Jul 30, 2021

When One Size Doesn’t Fit All

By the time I was twelve years old and started middle school, my family had moved three times. I remember how hard it was to start over; find my place within already established friendship groups. These children had known each other from kindergarten. In order to connect with them, I’d try to act a certain manner, as I believed mirroring what they did would get me accepted. I thought I needed to change myself. Copy them. Appear the way they did. Dress the way they dressed. Talk the way they talked. Be funnier, be louder.

Why? I dreaded not being allowed into the group and was constantly adapting. However, this fostered a long-time unhappiness; a feeling of never being quite good enough.

Why you don’t need to be popular to be happy

By always trying to please others and become more like them and less my true self, I drifted further and further away from who I actually was. I wanted to change myself because it scared me so much that if I didn’t, I’d end up feeling even lonelier and more isolated. Or bullied. And I believed the more popular and similar to ‘everyone else’ I was, the happier I’d be. Unsurprisingly, it never turned out that way.

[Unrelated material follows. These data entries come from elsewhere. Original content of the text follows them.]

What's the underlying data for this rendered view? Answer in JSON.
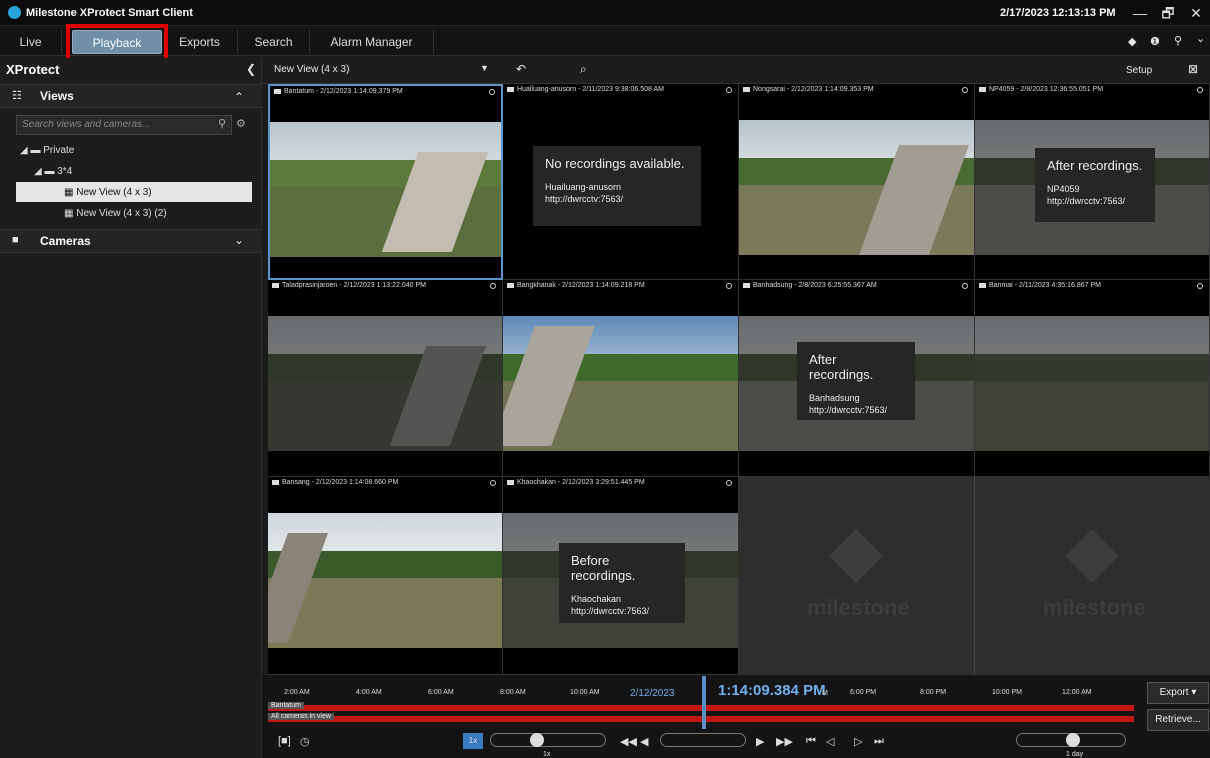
{
  "app": {
    "title": "Milestone XProtect Smart Client",
    "clock": "2/17/2023 12:13:13 PM",
    "win": [
      "—",
      "🗗",
      "✕"
    ]
  },
  "tabs": [
    "Live",
    "Playback",
    "Exports",
    "Search",
    "Alarm Manager"
  ],
  "header_icons": [
    "◆",
    "❶",
    "⚲",
    "⌄"
  ],
  "sidebar": {
    "title": "XProtect",
    "views_label": "Views",
    "search_placeholder": "Search views and cameras...",
    "tree": [
      "Private",
      "3*4",
      "New View (4 x 3)",
      "New View (4 x 3) (2)"
    ],
    "cameras_label": "Cameras"
  },
  "view_toolbar": {
    "view_name": "New View (4 x 3)",
    "setup": "Setup"
  },
  "tiles": [
    {
      "head": "Bantatum - 2/12/2023 1:14:09.379 PM"
    },
    {
      "head": "Huailuang-anusorn - 2/11/2023 9:38:06.508 AM",
      "msg": "No recordings available.",
      "name": "Huailuang-anusorn",
      "url": "http://dwrcctv:7563/"
    },
    {
      "head": "Nongsarai - 2/12/2023 1:14:09.353 PM"
    },
    {
      "head": "NP4059 - 2/8/2023 12:36:55.051 PM",
      "msg": "After recordings.",
      "name": "NP4059",
      "url": "http://dwrcctv:7563/"
    },
    {
      "head": "Taladprasinjaroen - 2/12/2023 1:13:22.040 PM"
    },
    {
      "head": "Bangkhanak - 2/12/2023 1:14:09.218 PM"
    },
    {
      "head": "Banhadsung - 2/8/2023 6:25:55.367 AM",
      "msg": "After recordings.",
      "name": "Banhadsung",
      "url": "http://dwrcctv:7563/"
    },
    {
      "head": "Banmai - 2/11/2023 4:35:16.867 PM"
    },
    {
      "head": "Bansang - 2/12/2023 1:14:08.660 PM"
    },
    {
      "head": "Khaochakan - 2/12/2023 3:29:51.445 PM",
      "msg": "Before recordings.",
      "name": "Khaochakan",
      "url": "http://dwrcctv:7563/"
    },
    {
      "logo": "milestone"
    },
    {
      "logo": "milestone"
    }
  ],
  "timeline": {
    "ticks": [
      "2:00 AM",
      "4:00 AM",
      "6:00 AM",
      "8:00 AM",
      "10:00 AM",
      "6:00 PM",
      "8:00 PM",
      "10:00 PM",
      "12:00 AM"
    ],
    "date": "2/12/2023",
    "current_time": "1:14:09.384 PM",
    "meridiem": "M",
    "track_camera": "Bantatum",
    "track_all": "All cameras in view",
    "speed": "1x",
    "speed_badge": "1x",
    "span": "1 day",
    "export": "Export ▾",
    "retrieve": "Retrieve..."
  }
}
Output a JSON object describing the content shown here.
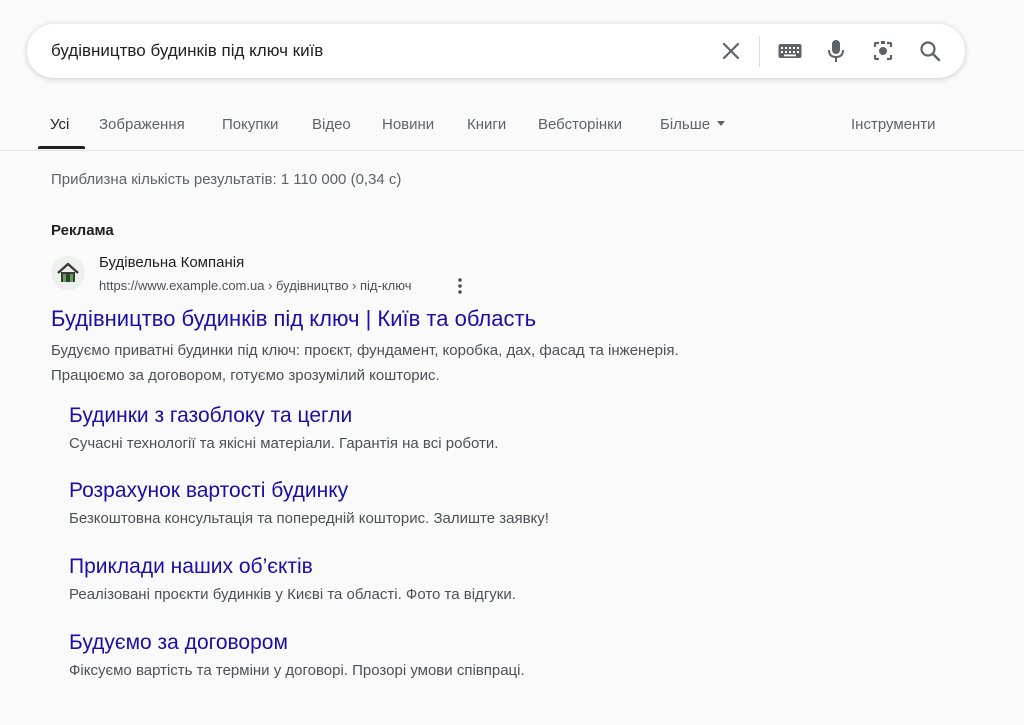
{
  "search": {
    "query": "будівництво будинків під ключ київ",
    "icons": [
      "close-icon",
      "keyboard-icon",
      "microphone-icon",
      "lens-icon",
      "search-icon"
    ]
  },
  "tabs": {
    "items": [
      {
        "label": "Усі",
        "active": true
      },
      {
        "label": "Зображення"
      },
      {
        "label": "Покупки"
      },
      {
        "label": "Відео"
      },
      {
        "label": "Новини"
      },
      {
        "label": "Книги"
      },
      {
        "label": "Вебсторінки"
      },
      {
        "label": "Більше"
      }
    ],
    "tools_label": "Інструменти"
  },
  "results": {
    "stats": "Приблизна кількість результатів: 1 110 000 (0,34 с)",
    "ad_label": "Реклама",
    "ad": {
      "advertiser": "Будівельна Компанія",
      "url": "https://www.example.com.ua › будівництво › під-ключ",
      "headline": "Будівництво будинків під ключ | Київ та область",
      "description_lines": [
        "Будуємо приватні будинки під ключ: проєкт, фундамент, коробка, дах, фасад та інженерія.",
        "Працюємо за договором, готуємо зрозумілий кошторис."
      ],
      "sitelinks": [
        {
          "title": "Будинки з газоблоку та цегли",
          "description": "Сучасні технології та якісні матеріали. Гарантія на всі роботи."
        },
        {
          "title": "Розрахунок вартості будинку",
          "description": "Безкоштовна консультація та попередній кошторис. Залиште заявку!"
        },
        {
          "title": "Приклади наших об’єктів",
          "description": "Реалізовані проєкти будинків у Києві та області. Фото та відгуки."
        },
        {
          "title": "Будуємо за договором",
          "description": "Фіксуємо вартість та терміни у договорі. Прозорі умови співпраці."
        }
      ]
    }
  },
  "colors": {
    "link": "#1a0dab",
    "text": "#202124",
    "secondary": "#4d5156",
    "background": "#fafafa"
  }
}
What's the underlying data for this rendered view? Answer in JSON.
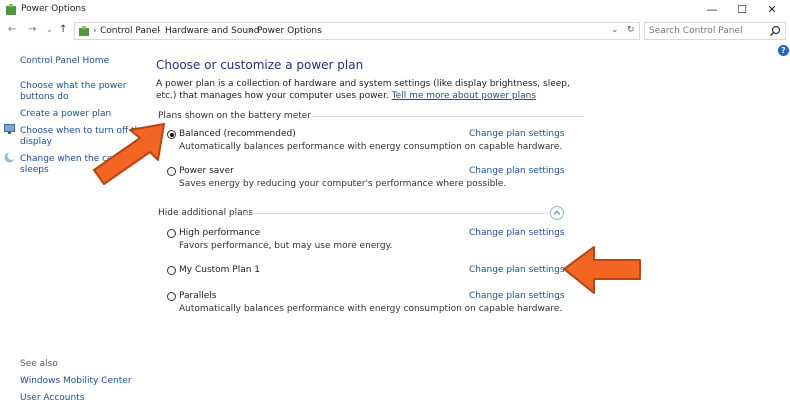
{
  "window": {
    "title": "Power Options",
    "controls": {
      "minimize": "—",
      "maximize": "☐",
      "close": "✕"
    }
  },
  "address": {
    "breadcrumbs": [
      "Control Panel",
      "Hardware and Sound",
      "Power Options"
    ],
    "search_placeholder": "Search Control Panel"
  },
  "sidebar": {
    "home": "Control Panel Home",
    "items": [
      {
        "label": "Choose what the power buttons do",
        "line1": "Choose what the power",
        "line2": "buttons do"
      },
      {
        "label": "Create a power plan"
      },
      {
        "label": "Choose when to turn off the display",
        "line1": "Choose when to turn off the",
        "line2": "display"
      },
      {
        "label": "Change when the computer sleeps",
        "line1": "Change when the co",
        "line2": "sleeps"
      }
    ],
    "see_also": "See also",
    "see_also_links": [
      "Windows Mobility Center",
      "User Accounts"
    ]
  },
  "main": {
    "heading": "Choose or customize a power plan",
    "intro": "A power plan is a collection of hardware and system settings (like display brightness, sleep, etc.) that manages how your computer uses power.",
    "intro_link": "Tell me more about power plans",
    "section_shown": "Plans shown on the battery meter",
    "section_hidden": "Hide additional plans",
    "change_label": "Change plan settings",
    "plans": [
      {
        "name": "Balanced (recommended)",
        "desc": "Automatically balances performance with energy consumption on capable hardware.",
        "selected": true
      },
      {
        "name": "Power saver",
        "desc": "Saves energy by reducing your computer's performance where possible.",
        "selected": false
      },
      {
        "name": "High performance",
        "desc": "Favors performance, but may use more energy.",
        "selected": false
      },
      {
        "name": "My Custom Plan 1",
        "desc": "",
        "selected": false
      },
      {
        "name": "Parallels",
        "desc": "Automatically balances performance with energy consumption on capable hardware.",
        "selected": false
      }
    ]
  },
  "colors": {
    "link": "#1a4e9e",
    "heading": "#1e3287",
    "arrow": "#f26522"
  }
}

“You can still feel lonely in a crowd if the crowd you are in is not the right crowd.”

Associate Director of the Center for Compassion and Altruism Research and Education at Stanford University, PhD Emma Seppala, assures us that this is not true at all. According to Seppala, the number of friends you have does not increase the benefits of social connection. You can still feel lonely in a crowd if the crowd you are in is not the right crowd.

By trying to change yourself in order to get acceptance and popularity, you might miss out on meeting others. That includes the amazing people who will love you exactly the way you are and with whom you can form true deep connections.

What to do instead

What are the activities you truly like? They may not be trendy.  For example, I’m a book lover. Even as a grown-up, I’ve found some of my best friends among my study groups.

Let’s consider some other ideas.

Maybe you’ve always wanted to give acting a go? Join a local drama club. Ask at school if there are opportunities to help at the next drama production. Even backstage. By putting yourself out there and engaging in hobbies that truly bring you joy, you’ll have a better chance at finding the right people who won’t want you to change.  

Be yourself 

The short-term benefits of pretending to be someone you’re not are obvious. Instant acceptance at a level. You’re in with the cool crowd. But what I’ve found from my personal experience is more valuable.  The more authentic I am, the closer I move to being the person I really aspire to be. It’s the greatest gift I can give to myself. As we know from science, maintain your unique personality is also how a deep connection with others forms naturally.


Donate through Give as you Live Donate

Click on these links to find out more from our site:

Related Posts

Five Ways Monologues Can Help With Bulllying

Five Ways Monologues Can Help With Bulllying

By raising awareness Acting out bullying monologues can help raise awareness about the negative effects of bullying and the importance of preventing it. This can help to educate audiences about the harms caused by bullying and the importance of taking action to stop...

Act Against Bullying invites schools to use their monologues

Act Against Bullying invites schools to use their monologues

Act Against Bullying is offering schools the use of their monologues as a tool to prevent bullying and promote empathy among students. The monologues, which address contemporary issues such as cyberbullying, social media, sexting, and parental abuse, have been used by hundreds of schools and organizations. Act Against Bullying recommends using role-play and discussion in conjunction with the monologues to help students understand and internalize the themes depicted. The charity aims to address bullying issues by fostering empathy in students.